The Northern Beaches has been captivated by a mass migration of butterflies.
Yesterday afternoon, Northern Beaches locals noticed large numbers of butterflies flying in the same north-easterly direction.
“Hundreds flying past,” said Sioned from Palm Beach, “Flowing through our backyard,” said Olof from Avalon Beach, and “So many it looked like it was snowing,” said Camilla, who was playing golf at Mona Vale.
The butterflies were identified as the Caper White Butterfly. They are white with black edged wings and typically live west of the Blue Mountains.
The Caper White Butterfly is so named because it feeds on caper shrubs that grow in inland NSW and QLD. They migrate north in spring, usually flying west of the Great Dividing Range.
Blown off their normal course by a westerly wind, they are now migrating along the coast.
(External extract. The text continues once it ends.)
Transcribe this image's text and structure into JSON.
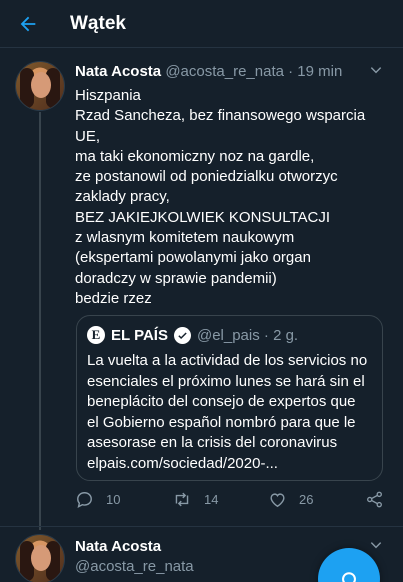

They maintain rapid flight close to the ground during the day, resting on trees and shrubs at night.
Other residents on the social media service Nextdoor expressed delight at the large number of butterflies.
“Never seen this before,” said Stella from Bilgola Plateau, “Lovely to watch,” said Tess from Newport, “It’s gorgeous,” said Nikki from Clareville, and “Most beautiful sight,” said Colleen from Mona Vale.
Not everyone was enthusiastic at the sudden influx of butterflies to their gardens however, with keen vegetable gardeners worried about the potential impact on their leafy greens.
Image: Lilly Rigoli